This is, hands down, the best superhero film I've seen in ages, indeed it may very well be the best one of this modern era, and possibly one of the best one I've ever seen! It's certainly the best of the X-Men movies. The performances are exceptional from all the leads, Patrick Stewart is superb, bringing subtly to his fight with senility in one breathe then dropping the F bomb in the next, boy I don't think I've ever heard so much swearing in an action film. But it's not just Jackman and Stewart who've brought their 'A' game, everyone has including Stephen Merchant acting utterly against type as the albino mutant Caliban. But this isn't a long talky drama, this is also a brilliant action film that doesn't skim on action and doesn't skimp on the fact that its hero has three-foot long, razor sharp claws that he ain't afraid to use! The action is constant, breathless and relentless, but never boring. Indeed, if this film has a flaw it's that it's perhaps a tad too long and it does lose some of its momentum as we move into the third act.

However, that said. I bloody loved this film! I was captivated and hooked from beginning to the very end. Touching, emotional and exciting. What a send off. Please, sir can I have some more like this?

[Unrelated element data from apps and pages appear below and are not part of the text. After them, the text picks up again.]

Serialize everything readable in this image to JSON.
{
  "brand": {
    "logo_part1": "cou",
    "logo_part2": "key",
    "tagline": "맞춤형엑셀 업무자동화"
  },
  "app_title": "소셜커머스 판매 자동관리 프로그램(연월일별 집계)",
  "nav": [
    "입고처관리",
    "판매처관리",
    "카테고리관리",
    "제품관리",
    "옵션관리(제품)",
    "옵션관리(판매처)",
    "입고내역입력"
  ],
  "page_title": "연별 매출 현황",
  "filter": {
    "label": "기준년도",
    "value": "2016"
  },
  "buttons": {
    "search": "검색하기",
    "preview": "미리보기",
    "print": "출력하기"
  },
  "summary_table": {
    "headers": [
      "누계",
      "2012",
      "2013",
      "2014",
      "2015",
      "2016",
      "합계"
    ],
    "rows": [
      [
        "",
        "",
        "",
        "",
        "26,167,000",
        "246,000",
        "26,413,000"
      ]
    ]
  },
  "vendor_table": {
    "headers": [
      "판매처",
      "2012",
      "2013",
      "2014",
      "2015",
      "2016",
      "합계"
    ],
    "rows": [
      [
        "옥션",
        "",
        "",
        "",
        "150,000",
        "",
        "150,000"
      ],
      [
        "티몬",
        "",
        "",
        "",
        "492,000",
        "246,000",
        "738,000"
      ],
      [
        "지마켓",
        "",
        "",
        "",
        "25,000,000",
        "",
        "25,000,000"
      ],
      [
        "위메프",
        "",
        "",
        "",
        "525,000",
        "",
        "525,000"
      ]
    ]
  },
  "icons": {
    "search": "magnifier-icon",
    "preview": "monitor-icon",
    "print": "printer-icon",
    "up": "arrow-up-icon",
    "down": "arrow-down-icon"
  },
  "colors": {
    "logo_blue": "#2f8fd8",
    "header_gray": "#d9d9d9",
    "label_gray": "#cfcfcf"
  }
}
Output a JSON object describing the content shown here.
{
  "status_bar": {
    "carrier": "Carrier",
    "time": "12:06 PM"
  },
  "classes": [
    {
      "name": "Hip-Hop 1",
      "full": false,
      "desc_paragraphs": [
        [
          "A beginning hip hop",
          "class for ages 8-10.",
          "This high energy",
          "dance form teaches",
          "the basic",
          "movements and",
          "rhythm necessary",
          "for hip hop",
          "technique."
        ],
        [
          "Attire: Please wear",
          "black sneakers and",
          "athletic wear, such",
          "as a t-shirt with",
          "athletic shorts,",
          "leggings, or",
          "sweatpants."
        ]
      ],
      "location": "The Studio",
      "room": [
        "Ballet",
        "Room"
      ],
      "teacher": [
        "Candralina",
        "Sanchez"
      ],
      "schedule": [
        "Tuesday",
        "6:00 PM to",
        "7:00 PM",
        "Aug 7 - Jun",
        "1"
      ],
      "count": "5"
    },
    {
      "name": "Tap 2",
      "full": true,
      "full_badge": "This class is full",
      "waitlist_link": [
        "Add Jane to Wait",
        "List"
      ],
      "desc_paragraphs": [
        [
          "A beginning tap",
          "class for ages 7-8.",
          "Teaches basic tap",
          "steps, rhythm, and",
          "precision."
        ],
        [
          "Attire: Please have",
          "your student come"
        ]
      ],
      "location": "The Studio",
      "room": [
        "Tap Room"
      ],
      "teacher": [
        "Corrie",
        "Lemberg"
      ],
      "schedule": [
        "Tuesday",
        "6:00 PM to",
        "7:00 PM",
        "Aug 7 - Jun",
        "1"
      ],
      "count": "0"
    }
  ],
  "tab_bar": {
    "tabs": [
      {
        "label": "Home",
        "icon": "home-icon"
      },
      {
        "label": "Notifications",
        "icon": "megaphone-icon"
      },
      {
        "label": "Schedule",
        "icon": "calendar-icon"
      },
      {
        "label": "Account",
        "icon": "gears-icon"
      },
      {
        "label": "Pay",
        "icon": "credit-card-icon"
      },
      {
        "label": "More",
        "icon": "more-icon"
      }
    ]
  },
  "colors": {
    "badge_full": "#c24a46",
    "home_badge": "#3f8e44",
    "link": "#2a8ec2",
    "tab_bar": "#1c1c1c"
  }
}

This really holds up, just as satisfying second time round. A very intense and satisfying movie.


Starring Peter Simonischek, Sandra Hüller, Ingrid Bisu, Michael Wittenborn, Thomas Loibl, Trystan Pütter, Hadewych Minis, Lucy Russell, Vlad Ivanov and Victoria Cocias. Written and directed by Maren Ade. Budget $8.3 million. Running time 162 minutes. Certificate 15.

It's the smash-hit German, three-hour, subtitled comedy starring no one you've probably never heard of before and starring no one under 25. Plus it's been getting rave reviews like 'SENSATIONAL', 'ACHINGLY FUNNY', 'HILARIOUS TRIUMPH' and 'SPECTACULAR. A KNOCKOUT'. Yes! It's TONI ERDMANN.

Toni what? I hear you ask. Yes! Toni Erdmann, a film you truly shouldn't judge by the cover, or the poster, cos if you'll do you'll miss the oddest, warmest and most cringe-inducing comedy you'll probably ever see. True it will test your patience to breaking point, true it is bum-numbingly long, true nothing really happens and true the humour comes from dialogue rather than gags and pratfalls.

The story sees Winifried Conradi, a lonely, divorced music teacher, whose beloved dog has just died decide to reconnect with his grownup daughter, Ines, a highly-stressed, unhappy, executive working for a German oil company in Budapest. This he does by turning up unannounced at her place of work disguised with a set of large false teeth, a shaggy wig and an ill-fitting suit and calling himself Toni Erdmann, a self-proclaimed life coach and consultant. Over the course of Winifried's visit, he insinuates himself into his daughter's life whilst disguised as alter-ego in a series of business meetings and events. These meetings, never planned, slowly have an effect on his daughter who begins to play along with her father's outlandish escapades and help her to subtly rethink her life culminating in the most astonishing, and cringe-worthy naked birthday party you've ever seen.

This is the very definition of a slowburn movie, nothing of any drama really happens yet the relationship between father and daughter is beautiful, as is their gentle re-connection. Peter Simonischek is amazing, bringing a reality and sadness to the role of the father and a sense of genunine ridiculousness and silliness to Toni Erdmann, who never becomes a figure of humiliation or mockery. There's a moment where the Father and daughter embrace which brings a real lump to the throat thanks to its rawness and believability.

This is a film I hope to return to in years to come. It left me with a nice warm glow. But don't worry if you miss it at the cinema, it'll work just as well at home, on TV. One word of warning see this in its original form before the rumoured Hollywood remake starring Jack Nickoson.